- **WHAT TO DO**
Take every line from the listing below that contains "icon".

◇ ◇ ◇

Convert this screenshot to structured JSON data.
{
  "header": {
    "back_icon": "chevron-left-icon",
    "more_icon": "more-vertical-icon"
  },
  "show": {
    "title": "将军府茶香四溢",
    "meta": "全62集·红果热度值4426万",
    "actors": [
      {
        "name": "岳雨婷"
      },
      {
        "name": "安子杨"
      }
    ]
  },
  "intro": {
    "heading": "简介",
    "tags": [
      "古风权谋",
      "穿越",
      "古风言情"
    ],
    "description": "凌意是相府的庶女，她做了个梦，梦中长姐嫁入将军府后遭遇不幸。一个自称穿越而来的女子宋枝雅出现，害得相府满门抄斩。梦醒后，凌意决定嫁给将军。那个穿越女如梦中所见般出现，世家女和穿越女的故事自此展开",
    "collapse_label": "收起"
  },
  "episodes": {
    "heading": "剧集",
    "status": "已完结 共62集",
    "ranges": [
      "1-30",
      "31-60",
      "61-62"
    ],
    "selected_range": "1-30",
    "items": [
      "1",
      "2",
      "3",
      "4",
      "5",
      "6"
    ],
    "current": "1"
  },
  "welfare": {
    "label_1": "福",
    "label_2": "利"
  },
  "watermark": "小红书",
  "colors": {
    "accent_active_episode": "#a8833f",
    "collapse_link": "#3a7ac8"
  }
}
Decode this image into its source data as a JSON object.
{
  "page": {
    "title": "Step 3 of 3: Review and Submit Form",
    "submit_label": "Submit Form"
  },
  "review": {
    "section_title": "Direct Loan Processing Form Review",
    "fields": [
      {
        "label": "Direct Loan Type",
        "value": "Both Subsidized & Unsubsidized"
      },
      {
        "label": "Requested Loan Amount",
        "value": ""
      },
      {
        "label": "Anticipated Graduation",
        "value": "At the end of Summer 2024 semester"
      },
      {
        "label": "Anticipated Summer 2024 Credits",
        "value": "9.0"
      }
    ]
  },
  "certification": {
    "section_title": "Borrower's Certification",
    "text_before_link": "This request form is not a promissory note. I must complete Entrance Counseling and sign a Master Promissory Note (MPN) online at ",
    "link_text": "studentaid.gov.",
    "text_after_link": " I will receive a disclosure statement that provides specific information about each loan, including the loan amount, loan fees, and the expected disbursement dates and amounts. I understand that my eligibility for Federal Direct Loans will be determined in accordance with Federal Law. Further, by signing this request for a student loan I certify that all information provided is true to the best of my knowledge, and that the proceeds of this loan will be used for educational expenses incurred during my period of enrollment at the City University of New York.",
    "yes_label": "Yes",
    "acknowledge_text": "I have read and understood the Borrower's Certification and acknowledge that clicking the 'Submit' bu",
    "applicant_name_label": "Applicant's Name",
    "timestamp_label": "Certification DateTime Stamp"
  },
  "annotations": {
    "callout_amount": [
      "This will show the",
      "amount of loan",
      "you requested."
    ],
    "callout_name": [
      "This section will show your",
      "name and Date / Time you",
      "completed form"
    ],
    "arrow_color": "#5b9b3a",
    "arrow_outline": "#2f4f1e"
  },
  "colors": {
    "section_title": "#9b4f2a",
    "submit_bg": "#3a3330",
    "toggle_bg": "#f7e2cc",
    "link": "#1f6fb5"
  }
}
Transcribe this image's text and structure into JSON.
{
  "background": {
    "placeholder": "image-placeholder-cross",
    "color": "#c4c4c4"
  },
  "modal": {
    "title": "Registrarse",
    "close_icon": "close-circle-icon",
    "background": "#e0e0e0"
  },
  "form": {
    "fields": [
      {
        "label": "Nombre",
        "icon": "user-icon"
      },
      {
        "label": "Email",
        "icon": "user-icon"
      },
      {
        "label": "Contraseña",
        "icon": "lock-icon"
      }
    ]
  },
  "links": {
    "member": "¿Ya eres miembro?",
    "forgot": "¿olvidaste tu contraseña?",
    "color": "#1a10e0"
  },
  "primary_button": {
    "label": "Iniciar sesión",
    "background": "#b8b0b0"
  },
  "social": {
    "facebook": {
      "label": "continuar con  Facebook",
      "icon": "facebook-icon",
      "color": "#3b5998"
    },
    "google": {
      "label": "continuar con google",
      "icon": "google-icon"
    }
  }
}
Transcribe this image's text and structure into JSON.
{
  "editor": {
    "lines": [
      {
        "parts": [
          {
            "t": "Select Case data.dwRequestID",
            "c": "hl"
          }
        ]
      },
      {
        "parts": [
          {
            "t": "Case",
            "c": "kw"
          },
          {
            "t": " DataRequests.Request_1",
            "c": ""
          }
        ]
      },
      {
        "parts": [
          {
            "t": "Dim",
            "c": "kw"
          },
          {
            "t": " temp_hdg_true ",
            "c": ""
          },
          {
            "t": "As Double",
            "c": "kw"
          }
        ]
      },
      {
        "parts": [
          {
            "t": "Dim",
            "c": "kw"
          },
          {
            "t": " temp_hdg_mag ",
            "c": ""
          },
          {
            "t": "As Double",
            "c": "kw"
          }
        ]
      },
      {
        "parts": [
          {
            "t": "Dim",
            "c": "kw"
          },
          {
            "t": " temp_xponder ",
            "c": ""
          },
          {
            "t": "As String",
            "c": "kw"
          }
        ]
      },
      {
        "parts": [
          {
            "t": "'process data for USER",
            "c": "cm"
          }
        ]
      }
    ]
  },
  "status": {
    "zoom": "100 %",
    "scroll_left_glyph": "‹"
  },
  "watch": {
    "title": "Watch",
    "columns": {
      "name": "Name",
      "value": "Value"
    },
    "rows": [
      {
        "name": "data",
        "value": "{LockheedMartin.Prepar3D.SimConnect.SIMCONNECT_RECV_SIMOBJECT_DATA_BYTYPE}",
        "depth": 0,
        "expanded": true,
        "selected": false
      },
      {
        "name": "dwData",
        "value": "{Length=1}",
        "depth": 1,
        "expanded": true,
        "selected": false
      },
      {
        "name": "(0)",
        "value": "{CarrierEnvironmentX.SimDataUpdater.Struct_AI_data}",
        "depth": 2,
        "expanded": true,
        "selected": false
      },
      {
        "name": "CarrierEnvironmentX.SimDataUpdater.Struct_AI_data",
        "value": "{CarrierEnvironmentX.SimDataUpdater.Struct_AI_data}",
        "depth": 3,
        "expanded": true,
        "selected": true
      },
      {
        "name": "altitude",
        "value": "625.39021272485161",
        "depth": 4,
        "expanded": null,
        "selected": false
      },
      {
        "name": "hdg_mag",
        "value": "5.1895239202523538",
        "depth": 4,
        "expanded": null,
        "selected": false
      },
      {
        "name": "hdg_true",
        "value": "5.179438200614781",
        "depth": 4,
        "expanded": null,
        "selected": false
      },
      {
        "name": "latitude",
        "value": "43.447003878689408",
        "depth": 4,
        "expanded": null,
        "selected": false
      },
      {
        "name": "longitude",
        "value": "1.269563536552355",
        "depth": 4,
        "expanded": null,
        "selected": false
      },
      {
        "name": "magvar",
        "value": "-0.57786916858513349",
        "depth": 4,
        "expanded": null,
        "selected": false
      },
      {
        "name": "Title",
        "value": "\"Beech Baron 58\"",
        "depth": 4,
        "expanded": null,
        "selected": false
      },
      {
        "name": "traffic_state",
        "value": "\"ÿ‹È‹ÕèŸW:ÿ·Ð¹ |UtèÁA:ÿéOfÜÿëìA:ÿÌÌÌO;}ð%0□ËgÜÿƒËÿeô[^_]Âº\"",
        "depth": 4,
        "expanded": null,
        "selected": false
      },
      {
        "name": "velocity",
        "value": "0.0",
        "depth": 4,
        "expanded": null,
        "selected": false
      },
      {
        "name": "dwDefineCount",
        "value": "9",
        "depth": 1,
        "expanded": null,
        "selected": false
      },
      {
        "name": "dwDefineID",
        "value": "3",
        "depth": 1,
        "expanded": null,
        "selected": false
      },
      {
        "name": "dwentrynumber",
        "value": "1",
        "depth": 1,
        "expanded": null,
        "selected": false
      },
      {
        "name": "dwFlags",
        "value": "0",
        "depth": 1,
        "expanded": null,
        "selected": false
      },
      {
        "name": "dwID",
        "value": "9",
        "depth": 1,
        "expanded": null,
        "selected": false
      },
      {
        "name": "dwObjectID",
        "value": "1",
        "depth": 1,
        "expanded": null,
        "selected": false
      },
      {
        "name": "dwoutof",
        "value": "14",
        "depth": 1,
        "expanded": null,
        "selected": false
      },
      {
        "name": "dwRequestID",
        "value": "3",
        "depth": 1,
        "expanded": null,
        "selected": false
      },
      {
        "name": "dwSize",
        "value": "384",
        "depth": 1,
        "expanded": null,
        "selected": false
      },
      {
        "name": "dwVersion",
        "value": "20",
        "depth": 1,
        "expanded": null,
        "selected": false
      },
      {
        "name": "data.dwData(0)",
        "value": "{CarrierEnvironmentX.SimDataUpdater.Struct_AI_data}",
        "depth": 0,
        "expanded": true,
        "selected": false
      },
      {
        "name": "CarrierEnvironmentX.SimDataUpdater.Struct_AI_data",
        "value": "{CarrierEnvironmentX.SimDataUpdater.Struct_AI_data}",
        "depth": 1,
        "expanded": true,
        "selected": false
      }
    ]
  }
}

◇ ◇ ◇

- **FINAL ANSWER**
    "back_icon": "chevron-left-icon",
    "more_icon": "more-vertical-icon"
    "close_icon": "close-circle-icon",
        "icon": "user-icon"
        "icon": "user-icon"
        "icon": "lock-icon"
      "icon": "facebook-icon",
      "icon": "google-icon"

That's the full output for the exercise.